SAMAA Digital looked at Chinese overseas investments for the past 10 years through the Belt and Road Initiative in Pakistan and all over the world. This data has been sourced from the American Enterprise Institute, a public policy think tank based in the US. We wanted to know the extent of Chinese commitment in Pakistan.
There are two types of Chinese investment:
In total, China has invested $7.63 billion through CPEC since 2014 and this investment peaked in 2015. This is the same year that China invested a total of $2.78 billion in the energy sector, a major chunk of which went to coal and alternative energy.
In ten years, we see that Chinese companies have invested heavily in energy, followed by technology (mostly telecom) and transport, which is understandable given Pakistan’s energy crisis. If we look at all of China’s investments through the Belt and Road Initiative, we find that the energy sector in Pakistan is China’s 4th biggest investment.
We’ve often heard that Pakistan is the biggest beneficiary of the Belt and Road Initiative, here is a map that puts that into perspective.
So far, construction projects in Pakistan through CPEC are worth 31.8 billion US Dollars. Bangladesh, which comes second on the list of beneficiaries, has construction projects worth $18.2 billion.
Most of this these construction projects are in energy and transport. Of all the construction projects in the 68 countries under the BRI, the energy sector in Pakistan is China’s single biggest investment at an estimated value of $22.6 billion.
This money coming from China is in the form of loans, not aid. This is money we have to pay back.

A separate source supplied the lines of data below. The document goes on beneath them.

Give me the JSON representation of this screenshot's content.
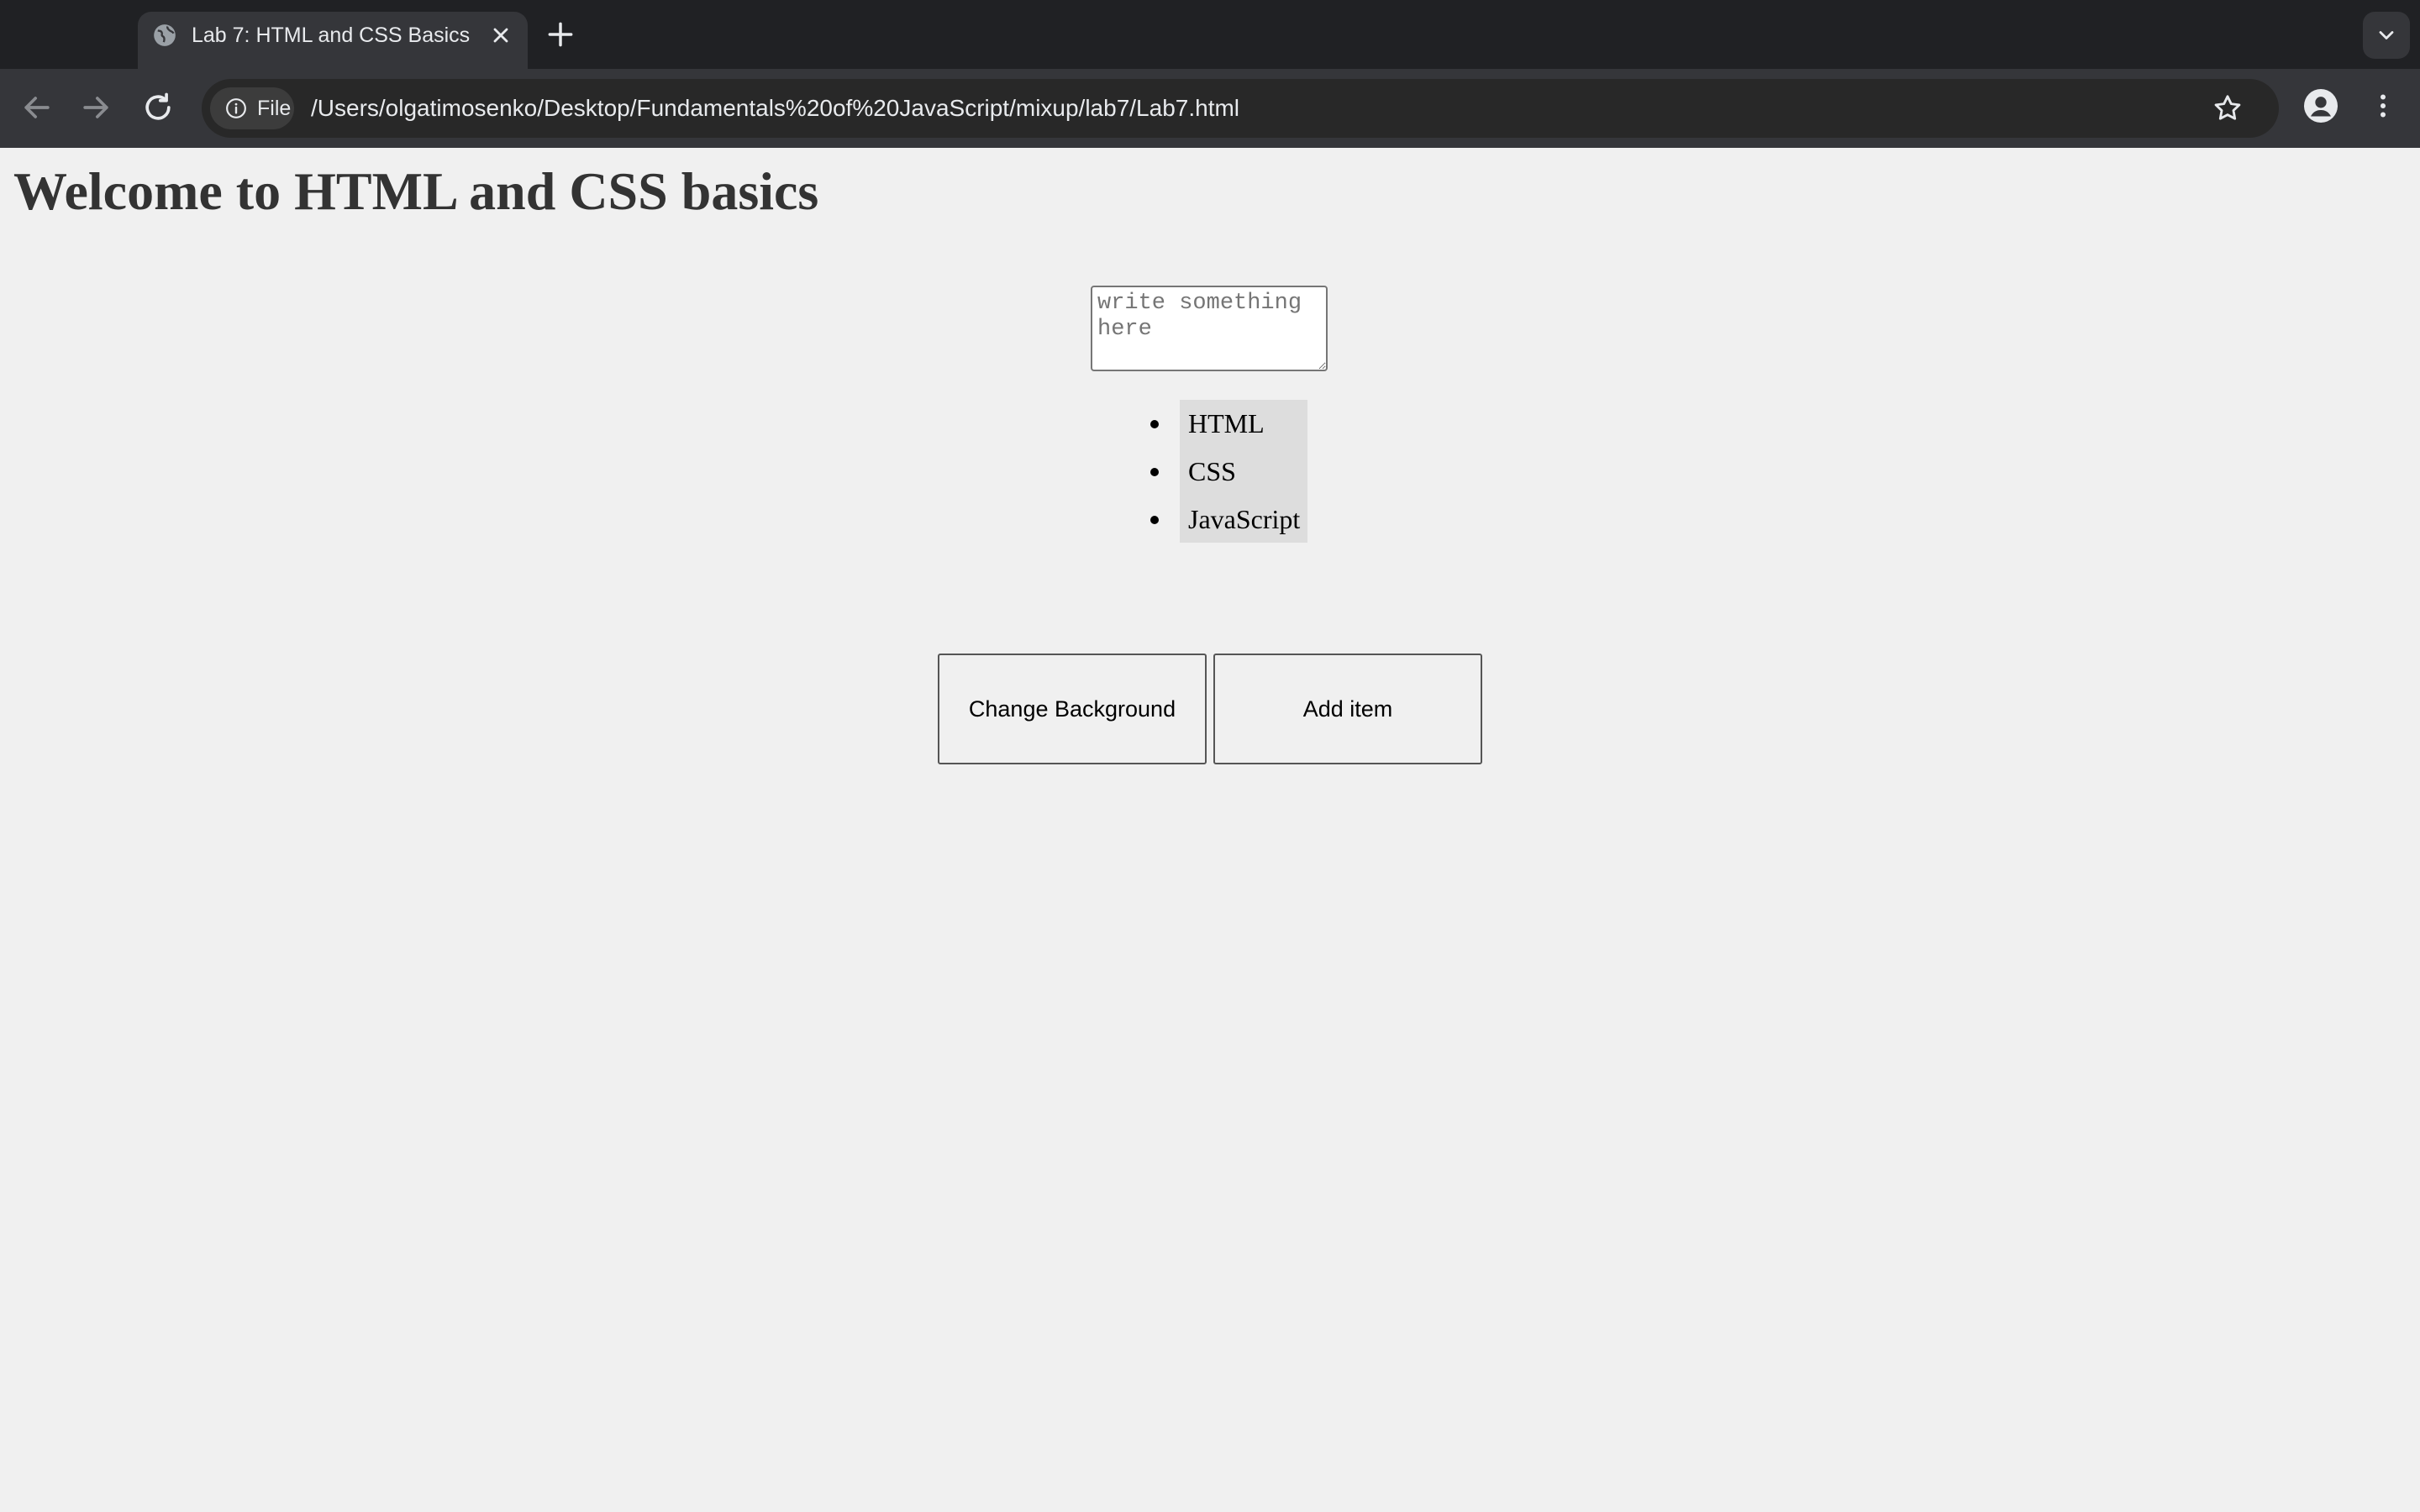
{
  "browser": {
    "tab_title": "Lab 7: HTML and CSS Basics",
    "site_chip_label": "File",
    "url": "/Users/olgatimosenko/Desktop/Fundamentals%20of%20JavaScript/mixup/lab7/Lab7.html",
    "colors": {
      "tabbar": "#202124",
      "toolbar": "#35363a",
      "omnibox": "#282828"
    }
  },
  "page": {
    "heading": "Welcome to HTML and CSS basics",
    "textarea": {
      "placeholder": "write something here",
      "value": ""
    },
    "list_items": [
      {
        "label": "HTML"
      },
      {
        "label": "CSS"
      },
      {
        "label": "JavaScript"
      }
    ],
    "buttons": {
      "change_background": "Change Background",
      "add_item": "Add item"
    },
    "colors": {
      "background": "#f0f0f0",
      "list_background": "#dddddd",
      "heading": "#333333"
    }
  },
  "icons": {
    "tab_favicon": "globe-icon",
    "tab_close": "close-icon",
    "new_tab": "plus-icon",
    "tab_search": "chevron-down-icon",
    "back": "arrow-left-icon",
    "forward": "arrow-right-icon",
    "reload": "reload-icon",
    "site_info": "info-icon",
    "bookmark": "star-icon",
    "profile": "avatar-icon",
    "menu": "kebab-menu-icon"
  }
}
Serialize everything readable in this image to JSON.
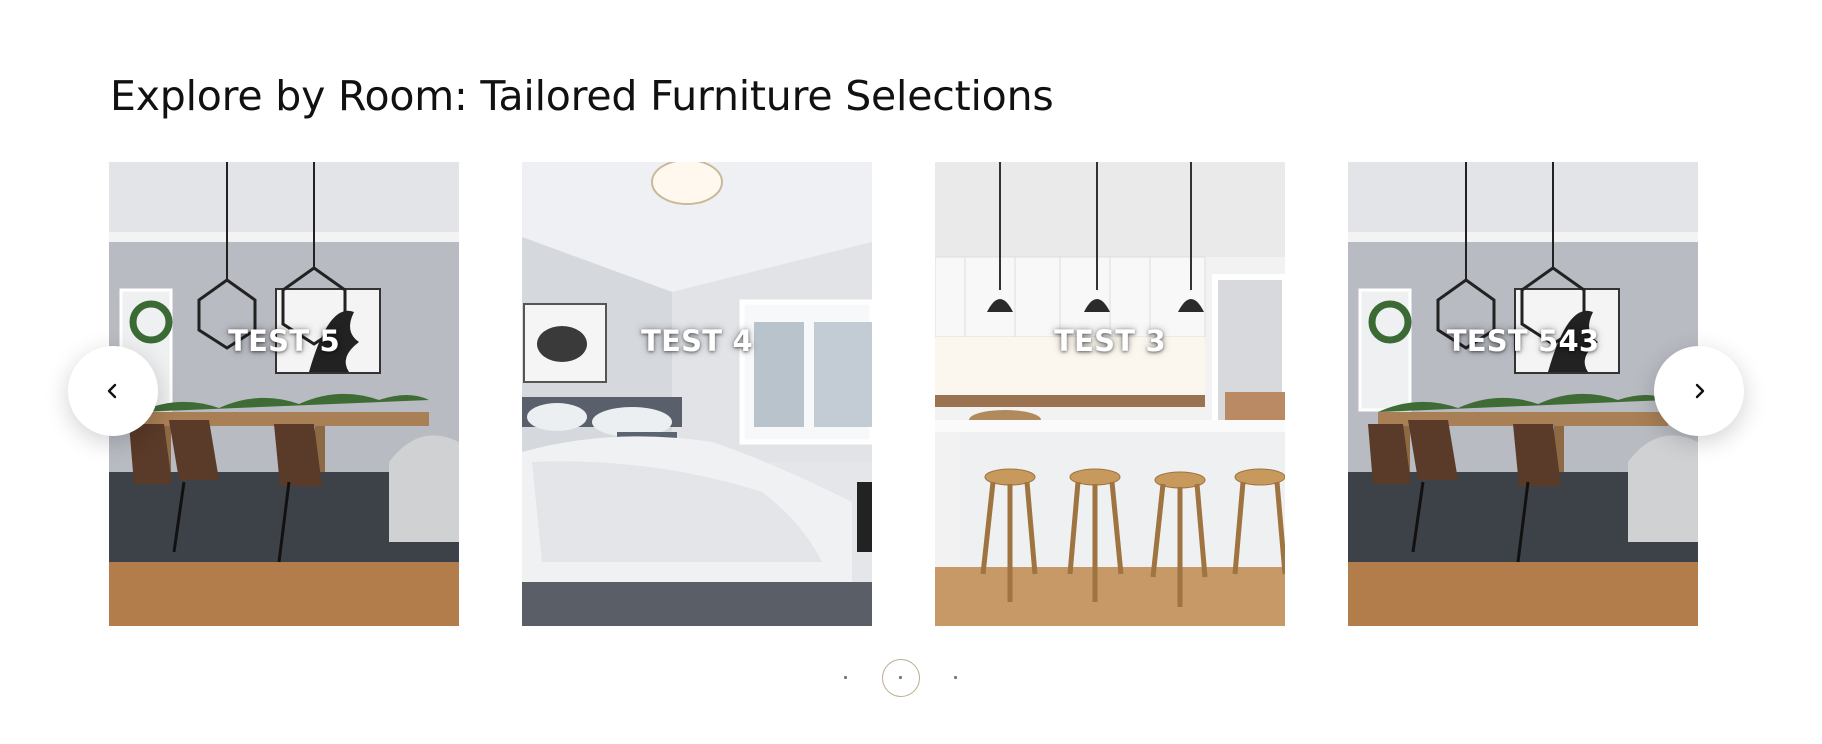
{
  "section": {
    "title": "Explore by Room: Tailored Furniture Selections"
  },
  "carousel": {
    "prev_icon": "chevron-left-icon",
    "next_icon": "chevron-right-icon",
    "slides": [
      {
        "label": "TEST 5",
        "scene": "dining-room"
      },
      {
        "label": "TEST 4",
        "scene": "bedroom"
      },
      {
        "label": "TEST 3",
        "scene": "kitchen"
      },
      {
        "label": "TEST 543",
        "scene": "dining-room"
      }
    ],
    "pagination": {
      "count": 3,
      "active": 2
    }
  },
  "colors": {
    "active_dot_ring": "#b9b08a",
    "label_text": "#ffffff"
  }
}
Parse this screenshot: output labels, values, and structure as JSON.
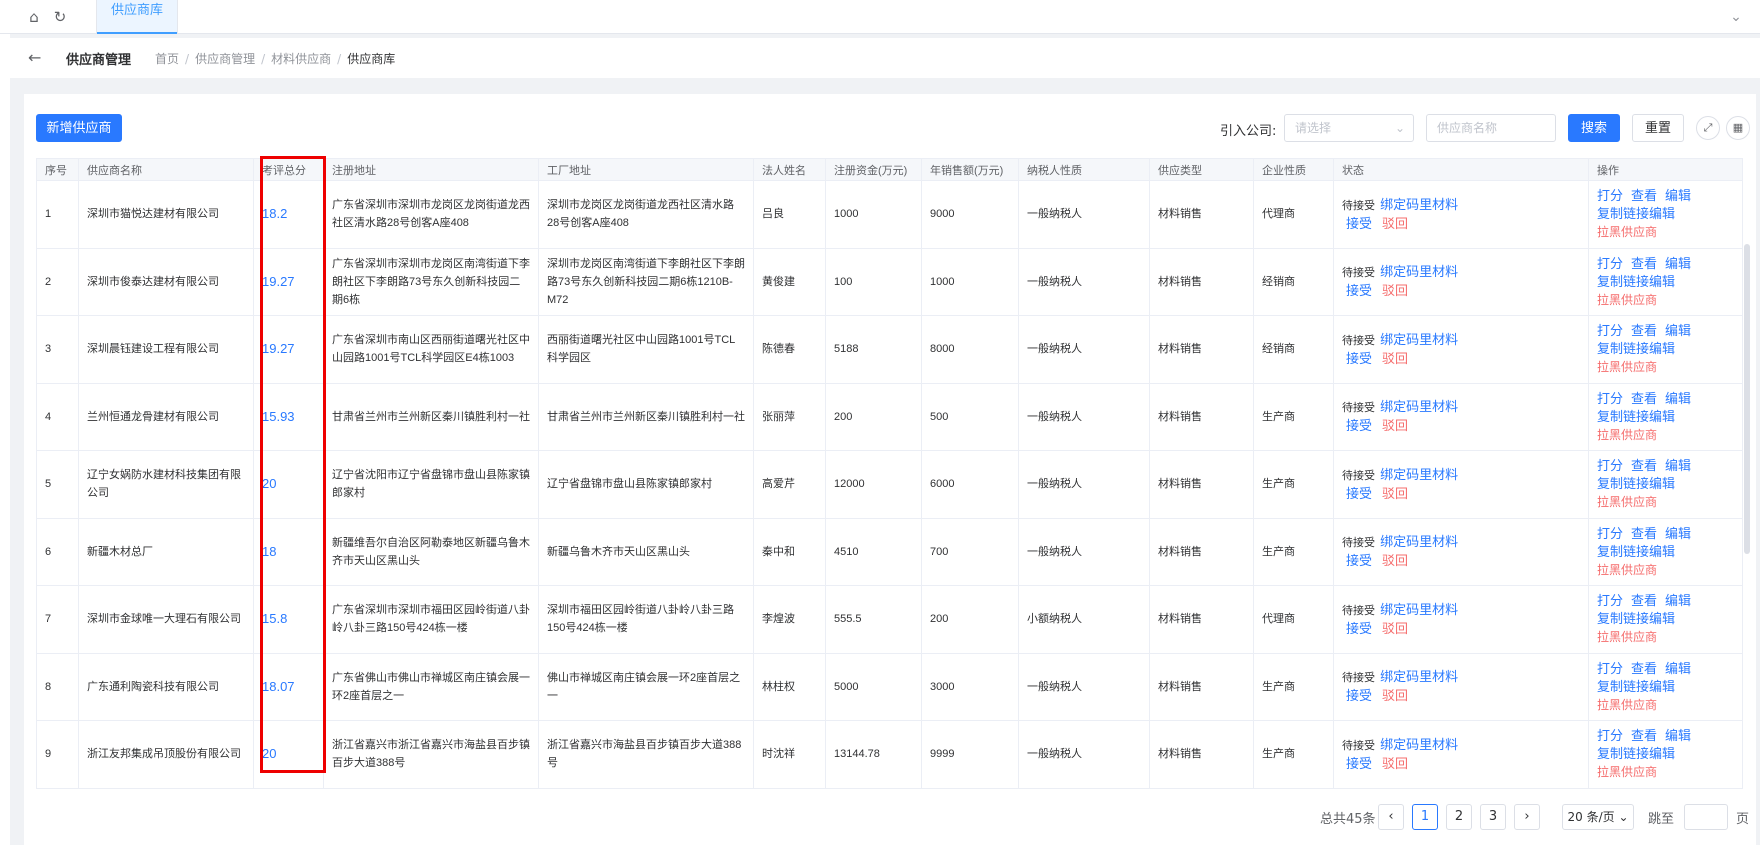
{
  "topbar": {
    "tab_label": "供应商库"
  },
  "header": {
    "title": "供应商管理",
    "breadcrumbs": [
      "首页",
      "供应商管理",
      "材料供应商",
      "供应商库"
    ]
  },
  "toolbar": {
    "add_label": "新增供应商",
    "company_label": "引入公司:",
    "company_placeholder": "请选择",
    "name_placeholder": "供应商名称",
    "search_label": "搜索",
    "reset_label": "重置"
  },
  "table": {
    "columns": [
      "序号",
      "供应商名称",
      "考评总分",
      "注册地址",
      "工厂地址",
      "法人姓名",
      "注册资金(万元)",
      "年销售额(万元)",
      "纳税人性质",
      "供应类型",
      "企业性质",
      "状态",
      "操作"
    ],
    "status_text": "待接受",
    "status_links": {
      "bind": "绑定码里材料",
      "accept": "接受",
      "reject": "驳回"
    },
    "actions": {
      "score": "打分",
      "view": "查看",
      "edit": "编辑",
      "copy_link": "复制链接编辑",
      "blacklist": "拉黑供应商"
    },
    "rows": [
      {
        "no": "1",
        "name": "深圳市猫悦达建材有限公司",
        "score": "18.2",
        "reg_addr": "广东省深圳市深圳市龙岗区龙岗街道龙西社区清水路28号创客A座408",
        "factory_addr": "深圳市龙岗区龙岗街道龙西社区清水路28号创客A座408",
        "legal": "吕良",
        "capital": "1000",
        "sales": "9000",
        "tax": "一般纳税人",
        "supply": "材料销售",
        "nature": "代理商"
      },
      {
        "no": "2",
        "name": "深圳市俊泰达建材有限公司",
        "score": "19.27",
        "reg_addr": "广东省深圳市深圳市龙岗区南湾街道下李朗社区下李朗路73号东久创新科技园二期6栋",
        "factory_addr": "深圳市龙岗区南湾街道下李朗社区下李朗路73号东久创新科技园二期6栋1210B-M72",
        "legal": "黄俊建",
        "capital": "100",
        "sales": "1000",
        "tax": "一般纳税人",
        "supply": "材料销售",
        "nature": "经销商"
      },
      {
        "no": "3",
        "name": "深圳晨钰建设工程有限公司",
        "score": "19.27",
        "reg_addr": "广东省深圳市南山区西丽街道曙光社区中山园路1001号TCL科学园区E4栋1003",
        "factory_addr": "西丽街道曙光社区中山园路1001号TCL科学园区",
        "legal": "陈德春",
        "capital": "5188",
        "sales": "8000",
        "tax": "一般纳税人",
        "supply": "材料销售",
        "nature": "经销商"
      },
      {
        "no": "4",
        "name": "兰州恒通龙骨建材有限公司",
        "score": "15.93",
        "reg_addr": "甘肃省兰州市兰州新区秦川镇胜利村一社",
        "factory_addr": "甘肃省兰州市兰州新区秦川镇胜利村一社",
        "legal": "张丽萍",
        "capital": "200",
        "sales": "500",
        "tax": "一般纳税人",
        "supply": "材料销售",
        "nature": "生产商"
      },
      {
        "no": "5",
        "name": "辽宁女娲防水建材科技集团有限公司",
        "score": "20",
        "reg_addr": "辽宁省沈阳市辽宁省盘锦市盘山县陈家镇郎家村",
        "factory_addr": "辽宁省盘锦市盘山县陈家镇郎家村",
        "legal": "高爱芹",
        "capital": "12000",
        "sales": "6000",
        "tax": "一般纳税人",
        "supply": "材料销售",
        "nature": "生产商"
      },
      {
        "no": "6",
        "name": "新疆木材总厂",
        "score": "18",
        "reg_addr": "新疆维吾尔自治区阿勒泰地区新疆乌鲁木齐市天山区黑山头",
        "factory_addr": "新疆乌鲁木齐市天山区黑山头",
        "legal": "秦中和",
        "capital": "4510",
        "sales": "700",
        "tax": "一般纳税人",
        "supply": "材料销售",
        "nature": "生产商"
      },
      {
        "no": "7",
        "name": "深圳市金球唯一大理石有限公司",
        "score": "15.8",
        "reg_addr": "广东省深圳市深圳市福田区园岭街道八卦岭八卦三路150号424栋一楼",
        "factory_addr": "深圳市福田区园岭街道八卦岭八卦三路150号424栋一楼",
        "legal": "李煌波",
        "capital": "555.5",
        "sales": "200",
        "tax": "小额纳税人",
        "supply": "材料销售",
        "nature": "代理商"
      },
      {
        "no": "8",
        "name": "广东通利陶瓷科技有限公司",
        "score": "18.07",
        "reg_addr": "广东省佛山市佛山市禅城区南庄镇会展一环2座首层之一",
        "factory_addr": "佛山市禅城区南庄镇会展一环2座首层之一",
        "legal": "林柱权",
        "capital": "5000",
        "sales": "3000",
        "tax": "一般纳税人",
        "supply": "材料销售",
        "nature": "生产商"
      },
      {
        "no": "9",
        "name": "浙江友邦集成吊顶股份有限公司",
        "score": "20",
        "reg_addr": "浙江省嘉兴市浙江省嘉兴市海盐县百步镇百步大道388号",
        "factory_addr": "浙江省嘉兴市海盐县百步镇百步大道388号",
        "legal": "时沈祥",
        "capital": "13144.78",
        "sales": "9999",
        "tax": "一般纳税人",
        "supply": "材料销售",
        "nature": "生产商"
      }
    ]
  },
  "pagination": {
    "total": "总共45条",
    "pages": [
      "1",
      "2",
      "3"
    ],
    "page_size": "20 条/页",
    "goto_label": "跳至",
    "page_suffix": "页"
  }
}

According to a report released by the Centre of Global Development, China will finance 80% of the projects under CPEC. This has to happen through loans which will have to be paid back with interest rates as high as 5%. The study evaluated the current and future debt levels of the 68 countries hosting BRI-funded projects. It found that of the 23 countries that are at a high risk of defaulting. In eight of those high-risk countries, future BRI-related financing is said to greatly increase the already high risk of default. Pakistan is one of these eight countries.